Despite the many recruiting tools available, choosing the right candidate to fill a key position out of a sea of qualified professionals can feel like playing the lottery and hoping the numbers you picked are winners. Screening tools such as resumes, interviews, and skills tests can only tell you so much about the people on your shortlist. Knowing how they will perform on their first day on the job and whether they will engage well with the rest of the team can feel impossible to predict.
A single poor hiring decision may seem like an isolated mistake. However, just as the ripples from a pebble tossed in the lake radiate out, disturbing the water’s surface, an employee that is a poor fit affects everyone they interact with. Whether they are a cultural mismatch or fail to connect with their coworkers, their inability to mesh well with the team will lead them to disengage from their work. Their lack of engagement leads to lower personal and team productivity and, ultimately, a higher turnover rate.
Because the cost of a poor hiring decision is high, many HR specialists and recruiting firms have added another tool to their belt – the personality test. Unlike the tests circulating online and popping up on social media, recruiting personality tests are not designed to tell you what type of person you are or with whom you are most compatible. These tests are designed to screen candidates for traits that indicate they would fit your organization well and demonstrate their ability to succeed in a specific position and within the organization as a whole.
Gathering Information From Personality Tests
Implemented and interpreted in the right context, personality tests can inform hiring and recruitment decisions by providing valuable information about candidates in several categories.
1. Do they fit?
Your company culture is the basis for interactions between employees within the organization and with clients. Team members who share the same values, beliefs, and goals work well with one another as they strive to achieve these goals. A strong share culture creates an environment of high employee engagement, job satisfaction, and productivity.
A personality test can help you determine whether a candidate shares this same vision and goals. Would this environment inspire them to innovate and move projects forward, or would it stifle their motivation to work hard? Keep in mind that cultural fit is never a perfect match. A homogenous group of individuals leaves very little room for creative ideas and problem-solving. Some diversity in ideas and beliefs is beneficial and contributes to the growth and progress of the organization.
2. Do they have the essential skills?
Interviews with team members and skills testing can quickly reveal whether or not a candidate has the technical skills to do the job. However, every position requires proficiency in a unique set of soft skills, which are more challenging to discover during the recruitment process. Personality testing can uncover strengths or weaknesses in key areas such as problem-solving, leadership skills, conflict resolution, and decision-making, allowing decision-makers to narrow the candidate pool to those who already possess these essential skills.
3. How and how well do they learn?
Regardless of the industry, technology and best practices are constantly changing. Employees who readily learn new processes and willingly adopt new tools and technologies are an asset. Their growth helps propel the company forward and keep your organization competitive. Information from a personality test can reveal whether a candidate is likely to be a self-starter or a slow adopter. It can also help you offer training in the most helpful form to your employees.
4. Can they communicate effectively?

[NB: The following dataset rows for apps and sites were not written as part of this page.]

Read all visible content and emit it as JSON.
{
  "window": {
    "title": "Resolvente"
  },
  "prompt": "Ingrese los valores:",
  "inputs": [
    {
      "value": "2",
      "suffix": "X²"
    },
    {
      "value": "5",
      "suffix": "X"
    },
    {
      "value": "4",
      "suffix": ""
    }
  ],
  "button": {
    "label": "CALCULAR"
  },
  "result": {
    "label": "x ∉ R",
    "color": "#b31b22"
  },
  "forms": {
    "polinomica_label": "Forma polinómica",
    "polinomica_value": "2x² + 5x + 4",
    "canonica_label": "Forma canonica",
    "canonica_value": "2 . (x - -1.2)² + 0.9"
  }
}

A candidate’s performance during job interviews can be a good indicator of their ability to communicate clearly and effectively. Daily communication with coworkers, supervisors, and clients will require a greater mastery of interpersonal interactions. Personality tests can inform you about their preferred method of communication and how proficiently they use it. A candidate who shies away from face-to-face conversations or avoids confrontation may not be your best option for a high-profile leadership position, regardless of their glowing resume and stellar recommendations.
5. Are they a productive contributor?
We all have the same number of hours in the day. Yet, what we achieve in that time varies from person to person. Highly-productive individuals share some common personality traits, which tests can reveal, including:
- Managing their time effectively
- Focusing on tasks
- Setting and working toward goals
- Prioritizing projects and tasks
- Staying well-organized
- Structuring their time
Individuals with these traits will likely be top performers that boost productivity on their team and throughout the organization.
Another Tool for Recruiting
While personality tests are a valuable tool for recruiting candidates that will excel in their position and contribute to the company’s overall success, they do have limitations. As with many other multiple-choice tests, they are not perfect. If a candidate believes an honest answer will lose them the job opportunity, they may choose an alternate answer, giving you misleading results. Leaning too heavily on the results of the personality test could result in a hiring decision that is not a good fit. Likewise, using a personality test to categorize employees does not take into account the complexity of each individual’s personality, including their strengths and weaknesses.
Personality testing can be an outstanding tool for streamlining recruiting efforts. It can assist recruitment companies with the arduous task of weeding through candidates to determine which are the most likely to thrive in the position. It can also help employers understand their team’s needs and provide the training and support necessary to achieve company goals and objectives. When used and interpreted correctly, it is an excellent tool.